What Powers Do Police Community Support Officers Have?

Do PCSOs Have the Right to Stop and Search?

If a member of the police force has recently performed a stop and search on you or someone you know, it’s important that you know your rights.

A police officer is permitted by law to search you or your vehicle without a warrant only if they have reasonable grounds to believe that you are currently in illegal possession of controlled drugs (under Section 23 of the Misuse of Drugs Act 1971), that you are carrying an offensive weapon, stolen property, display level pyrotechnics or any other item that could be used as part of a crime (under Code A of the Police and Criminal Evidence Act 1984 and Section 60 of the Criminal Justice and Public Order Act 1994), or articles connected with terrorism (under Sections 43 and 47A of the Terrorism Act 2000).

They may also search you if they believe you are likely to incite violence, you were in possession of a weapon recently, or have threatened to use one, or that there are certain restrictions on the area through which you are currently travelling.

But are police officers the only law enforcement officials who can undertake stop and searches? Can a Police Community Support Officer (PCSO) conduct a search?

Here, we’ll explain PCSO powers of these kinds to help you understand your rights. You should report any unlawful actions taken against you by the police.

Stop and Search: What Powers do PCSOs Have?

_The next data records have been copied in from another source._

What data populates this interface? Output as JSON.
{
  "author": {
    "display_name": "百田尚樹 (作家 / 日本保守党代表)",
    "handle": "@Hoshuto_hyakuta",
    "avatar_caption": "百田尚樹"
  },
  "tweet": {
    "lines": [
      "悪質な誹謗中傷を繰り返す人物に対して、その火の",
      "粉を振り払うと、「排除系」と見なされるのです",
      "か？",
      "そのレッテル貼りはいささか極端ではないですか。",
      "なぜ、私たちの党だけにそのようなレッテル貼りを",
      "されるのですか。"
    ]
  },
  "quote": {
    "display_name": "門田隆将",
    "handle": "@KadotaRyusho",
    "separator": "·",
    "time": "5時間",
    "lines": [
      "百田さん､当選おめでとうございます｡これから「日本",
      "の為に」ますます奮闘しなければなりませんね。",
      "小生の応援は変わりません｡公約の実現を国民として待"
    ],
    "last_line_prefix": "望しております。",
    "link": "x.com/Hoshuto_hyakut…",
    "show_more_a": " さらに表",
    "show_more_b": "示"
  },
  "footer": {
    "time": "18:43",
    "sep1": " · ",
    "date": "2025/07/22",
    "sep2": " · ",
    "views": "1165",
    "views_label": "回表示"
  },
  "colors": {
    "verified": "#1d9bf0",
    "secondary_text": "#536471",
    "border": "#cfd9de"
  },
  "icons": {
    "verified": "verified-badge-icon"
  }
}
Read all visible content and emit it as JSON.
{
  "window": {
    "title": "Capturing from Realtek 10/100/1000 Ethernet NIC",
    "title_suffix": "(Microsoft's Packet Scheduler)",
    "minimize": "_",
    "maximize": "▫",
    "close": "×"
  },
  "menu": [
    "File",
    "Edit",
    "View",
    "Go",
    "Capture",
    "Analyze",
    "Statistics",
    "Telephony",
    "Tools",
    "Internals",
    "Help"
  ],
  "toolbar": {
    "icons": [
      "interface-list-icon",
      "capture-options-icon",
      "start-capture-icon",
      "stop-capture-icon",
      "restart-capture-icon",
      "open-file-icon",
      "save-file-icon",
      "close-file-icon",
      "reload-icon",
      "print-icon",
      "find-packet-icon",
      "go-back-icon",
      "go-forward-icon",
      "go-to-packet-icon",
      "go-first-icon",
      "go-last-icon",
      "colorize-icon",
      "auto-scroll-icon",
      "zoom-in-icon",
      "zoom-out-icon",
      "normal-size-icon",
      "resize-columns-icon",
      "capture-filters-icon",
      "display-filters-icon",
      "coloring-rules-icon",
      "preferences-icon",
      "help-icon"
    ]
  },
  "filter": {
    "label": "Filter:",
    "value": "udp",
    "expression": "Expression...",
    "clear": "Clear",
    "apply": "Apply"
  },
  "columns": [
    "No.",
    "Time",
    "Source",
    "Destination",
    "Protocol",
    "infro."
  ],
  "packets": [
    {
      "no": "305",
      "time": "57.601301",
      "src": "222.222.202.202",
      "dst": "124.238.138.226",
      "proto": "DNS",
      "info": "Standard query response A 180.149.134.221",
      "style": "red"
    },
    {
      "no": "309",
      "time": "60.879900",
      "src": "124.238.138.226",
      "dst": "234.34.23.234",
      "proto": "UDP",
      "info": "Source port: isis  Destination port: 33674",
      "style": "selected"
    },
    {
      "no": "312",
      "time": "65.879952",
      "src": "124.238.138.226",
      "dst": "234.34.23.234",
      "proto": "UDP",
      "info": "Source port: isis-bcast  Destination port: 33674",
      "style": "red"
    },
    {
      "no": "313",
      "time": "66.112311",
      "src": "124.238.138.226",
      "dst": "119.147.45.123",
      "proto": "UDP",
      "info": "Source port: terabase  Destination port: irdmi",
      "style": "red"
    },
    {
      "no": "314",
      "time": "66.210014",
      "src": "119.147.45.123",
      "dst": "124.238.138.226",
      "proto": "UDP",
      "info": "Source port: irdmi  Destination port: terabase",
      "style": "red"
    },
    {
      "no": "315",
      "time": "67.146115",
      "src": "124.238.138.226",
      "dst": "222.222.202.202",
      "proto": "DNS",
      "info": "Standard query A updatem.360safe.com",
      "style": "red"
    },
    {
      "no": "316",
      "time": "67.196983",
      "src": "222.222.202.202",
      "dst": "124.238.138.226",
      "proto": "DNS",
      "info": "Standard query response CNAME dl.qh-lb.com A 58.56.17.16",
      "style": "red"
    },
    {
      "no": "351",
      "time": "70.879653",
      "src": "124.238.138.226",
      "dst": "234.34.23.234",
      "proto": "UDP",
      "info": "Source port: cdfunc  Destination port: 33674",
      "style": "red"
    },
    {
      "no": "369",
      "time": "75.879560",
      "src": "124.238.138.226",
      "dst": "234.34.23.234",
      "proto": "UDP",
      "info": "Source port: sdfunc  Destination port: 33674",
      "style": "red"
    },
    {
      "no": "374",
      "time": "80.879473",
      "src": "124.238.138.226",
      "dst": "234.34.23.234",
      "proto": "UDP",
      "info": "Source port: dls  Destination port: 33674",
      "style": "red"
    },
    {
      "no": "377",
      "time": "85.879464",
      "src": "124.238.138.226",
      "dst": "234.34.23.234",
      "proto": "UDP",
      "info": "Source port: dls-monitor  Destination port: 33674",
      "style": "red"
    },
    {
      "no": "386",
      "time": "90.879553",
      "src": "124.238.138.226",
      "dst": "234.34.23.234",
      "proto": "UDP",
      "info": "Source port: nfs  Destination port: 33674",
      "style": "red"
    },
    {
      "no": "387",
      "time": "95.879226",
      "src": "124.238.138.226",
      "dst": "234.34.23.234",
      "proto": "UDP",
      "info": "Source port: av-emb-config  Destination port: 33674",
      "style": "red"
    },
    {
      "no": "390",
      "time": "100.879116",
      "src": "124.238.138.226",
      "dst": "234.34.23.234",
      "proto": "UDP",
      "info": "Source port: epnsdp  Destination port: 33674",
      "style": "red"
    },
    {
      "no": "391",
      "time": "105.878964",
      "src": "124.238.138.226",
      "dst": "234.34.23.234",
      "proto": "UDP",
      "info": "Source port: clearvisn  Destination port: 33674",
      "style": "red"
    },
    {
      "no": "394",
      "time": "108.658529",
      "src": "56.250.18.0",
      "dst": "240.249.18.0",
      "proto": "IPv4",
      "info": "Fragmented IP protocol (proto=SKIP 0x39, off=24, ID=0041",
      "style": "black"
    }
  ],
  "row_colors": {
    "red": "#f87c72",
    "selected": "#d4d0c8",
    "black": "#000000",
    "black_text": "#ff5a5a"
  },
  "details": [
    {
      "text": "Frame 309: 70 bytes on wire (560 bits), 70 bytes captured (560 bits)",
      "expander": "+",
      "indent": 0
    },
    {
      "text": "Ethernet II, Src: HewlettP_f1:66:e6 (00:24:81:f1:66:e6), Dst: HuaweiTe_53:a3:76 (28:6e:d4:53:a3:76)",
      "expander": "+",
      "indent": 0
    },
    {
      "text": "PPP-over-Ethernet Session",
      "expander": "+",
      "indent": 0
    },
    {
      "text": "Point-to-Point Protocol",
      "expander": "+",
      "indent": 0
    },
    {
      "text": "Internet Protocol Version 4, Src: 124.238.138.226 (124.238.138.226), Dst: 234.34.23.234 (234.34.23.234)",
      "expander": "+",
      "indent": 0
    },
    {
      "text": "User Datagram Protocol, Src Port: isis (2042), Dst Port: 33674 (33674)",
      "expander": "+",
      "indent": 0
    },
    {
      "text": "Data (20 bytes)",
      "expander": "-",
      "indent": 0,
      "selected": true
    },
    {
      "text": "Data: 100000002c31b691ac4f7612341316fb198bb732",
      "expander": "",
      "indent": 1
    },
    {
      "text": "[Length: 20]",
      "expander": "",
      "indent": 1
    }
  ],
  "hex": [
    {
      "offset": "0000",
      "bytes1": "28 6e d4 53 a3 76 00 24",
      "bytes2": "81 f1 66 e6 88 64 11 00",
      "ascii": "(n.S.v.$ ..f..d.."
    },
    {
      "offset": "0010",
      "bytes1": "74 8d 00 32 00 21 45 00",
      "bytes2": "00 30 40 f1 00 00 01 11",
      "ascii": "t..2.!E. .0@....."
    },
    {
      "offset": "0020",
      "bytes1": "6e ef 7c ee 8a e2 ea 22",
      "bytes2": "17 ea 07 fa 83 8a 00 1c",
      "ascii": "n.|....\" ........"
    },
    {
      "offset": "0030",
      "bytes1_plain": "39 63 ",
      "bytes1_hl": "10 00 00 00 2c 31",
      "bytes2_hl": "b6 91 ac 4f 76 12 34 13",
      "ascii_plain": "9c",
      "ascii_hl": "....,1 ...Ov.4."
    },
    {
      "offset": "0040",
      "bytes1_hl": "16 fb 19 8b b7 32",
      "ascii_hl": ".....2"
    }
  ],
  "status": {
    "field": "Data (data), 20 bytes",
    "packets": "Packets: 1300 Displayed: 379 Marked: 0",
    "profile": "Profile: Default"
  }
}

The rights of a PCSO to perform any kind of stop and search depend very much on their jurisdiction. The police constable for your area will have decided on your locality’s specific police community support officer powers, so you should check with your local police force if you feel that anything untoward has happened.

Many areas allow PCSOs to perform a stop and search if they suspect a person of underage possession of alcohol or tobacco products, or of drinking in an alcohol-free zone. They are also sometimes permitted to search you if they are awaiting the arrival of a police officer to deal with an issue in which you are involved and have reason to suspect you are carrying a weapon or any other item you may use to cause them harm. If a PCSO has a police officer with them, they are also sometimes allowed to search people or vehicles if they suspect that they are carrying items that are restricted under the Section 47A of the Terrorism Act 2000.

How Should an Officer or PCSO Behave During a Stop and Search?

If you feel you’ve been treated incorrectly during a stop and search, you should first check to see what rules exist for law enforcers to adhere to as part of this process.

These are as follows:

An officer or PCSO should always tell you that they will be searching you, and under which law they will be doing so. They should also inform you of their name and officer ID number, as well as the name of their police station.

You should also always be told why you have been stopped and what the officials in question are hoping to find by searching you. They are permitted to use reasonable force if you refuse to cooperate.

You may be asked to remove a coat, jacket, gloves, footwear, headgear or any items the law enforcer believes you may be using to disguise your identity. Many officers take people out of view of the public if they are required to remove religious headwear.

 You have a right to obtain a record or receipt of the search.

If an officer or PCSO uses inappropriate, threatening or prejudiced language or unnecessary force during a search, you have the right to lodge a complaint and take legal action against the police. For further information and advice on this matter, simply get in touch with DPP Law today via our useful contact form.